§ **YOUR TASK**: Output every entry exactly as written, but omit the pictures.

··· LISTED RECORDS

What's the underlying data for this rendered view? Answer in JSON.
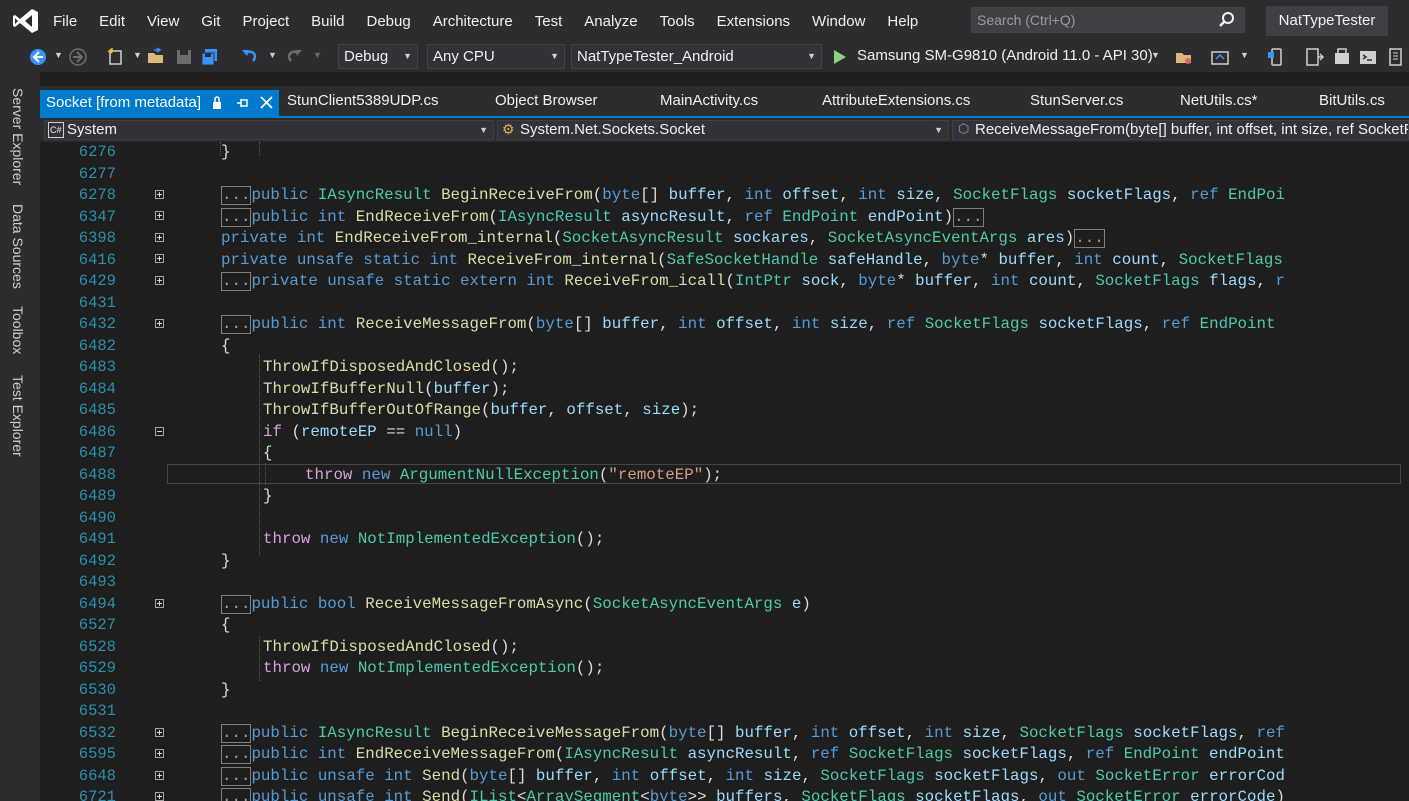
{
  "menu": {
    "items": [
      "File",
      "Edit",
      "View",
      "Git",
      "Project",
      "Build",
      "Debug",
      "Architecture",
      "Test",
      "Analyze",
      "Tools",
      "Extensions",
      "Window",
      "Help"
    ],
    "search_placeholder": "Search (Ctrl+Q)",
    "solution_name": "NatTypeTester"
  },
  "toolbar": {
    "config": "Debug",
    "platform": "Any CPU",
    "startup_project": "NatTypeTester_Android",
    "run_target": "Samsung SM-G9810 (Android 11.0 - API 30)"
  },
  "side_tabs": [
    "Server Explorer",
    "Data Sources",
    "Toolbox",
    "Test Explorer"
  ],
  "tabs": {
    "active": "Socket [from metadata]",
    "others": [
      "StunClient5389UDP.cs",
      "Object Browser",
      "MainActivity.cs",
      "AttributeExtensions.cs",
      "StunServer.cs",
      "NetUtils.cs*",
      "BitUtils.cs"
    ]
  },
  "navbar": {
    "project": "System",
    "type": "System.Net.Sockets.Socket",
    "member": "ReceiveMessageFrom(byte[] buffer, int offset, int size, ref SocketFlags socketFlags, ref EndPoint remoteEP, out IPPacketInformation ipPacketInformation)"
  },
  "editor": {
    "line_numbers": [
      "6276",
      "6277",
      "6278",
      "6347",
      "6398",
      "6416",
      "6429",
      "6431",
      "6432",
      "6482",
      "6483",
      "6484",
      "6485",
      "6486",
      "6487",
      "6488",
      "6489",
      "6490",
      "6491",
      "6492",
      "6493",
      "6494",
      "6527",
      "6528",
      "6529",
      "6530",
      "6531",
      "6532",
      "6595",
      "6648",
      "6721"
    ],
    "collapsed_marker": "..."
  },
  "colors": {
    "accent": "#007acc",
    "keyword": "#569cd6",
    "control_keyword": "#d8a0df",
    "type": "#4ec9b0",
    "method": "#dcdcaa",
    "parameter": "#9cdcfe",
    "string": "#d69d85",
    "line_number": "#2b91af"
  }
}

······

§ **OUTPUT**:
What's the underlying data for this rendered view? Answer in JSON.
{
  "menu": {
    "items": [
      "File",
      "Edit",
      "View",
      "Git",
      "Project",
      "Build",
      "Debug",
      "Architecture",
      "Test",
      "Analyze",
      "Tools",
      "Extensions",
      "Window",
      "Help"
    ],
    "search_placeholder": "Search (Ctrl+Q)",
    "solution_name": "NatTypeTester"
  },
  "toolbar": {
    "config": "Debug",
    "platform": "Any CPU",
    "startup_project": "NatTypeTester_Android",
    "run_target": "Samsung SM-G9810 (Android 11.0 - API 30)"
  },
  "side_tabs": [
    "Server Explorer",
    "Data Sources",
    "Toolbox",
    "Test Explorer"
  ],
  "tabs": {
    "active": "Socket [from metadata]",
    "others": [
      "StunClient5389UDP.cs",
      "Object Browser",
      "MainActivity.cs",
      "AttributeExtensions.cs",
      "StunServer.cs",
      "NetUtils.cs*",
      "BitUtils.cs"
    ]
  },
  "navbar": {
    "project": "System",
    "type": "System.Net.Sockets.Socket",
    "member": "ReceiveMessageFrom(byte[] buffer, int offset, int size, ref SocketFlags socketFlags, ref EndPoint remoteEP, out IPPacketInformation ipPacketInformation)"
  },
  "editor": {
    "line_numbers": [
      "6276",
      "6277",
      "6278",
      "6347",
      "6398",
      "6416",
      "6429",
      "6431",
      "6432",
      "6482",
      "6483",
      "6484",
      "6485",
      "6486",
      "6487",
      "6488",
      "6489",
      "6490",
      "6491",
      "6492",
      "6493",
      "6494",
      "6527",
      "6528",
      "6529",
      "6530",
      "6531",
      "6532",
      "6595",
      "6648",
      "6721"
    ],
    "collapsed_marker": "..."
  },
  "colors": {
    "accent": "#007acc",
    "keyword": "#569cd6",
    "control_keyword": "#d8a0df",
    "type": "#4ec9b0",
    "method": "#dcdcaa",
    "parameter": "#9cdcfe",
    "string": "#d69d85",
    "line_number": "#2b91af"
  }
}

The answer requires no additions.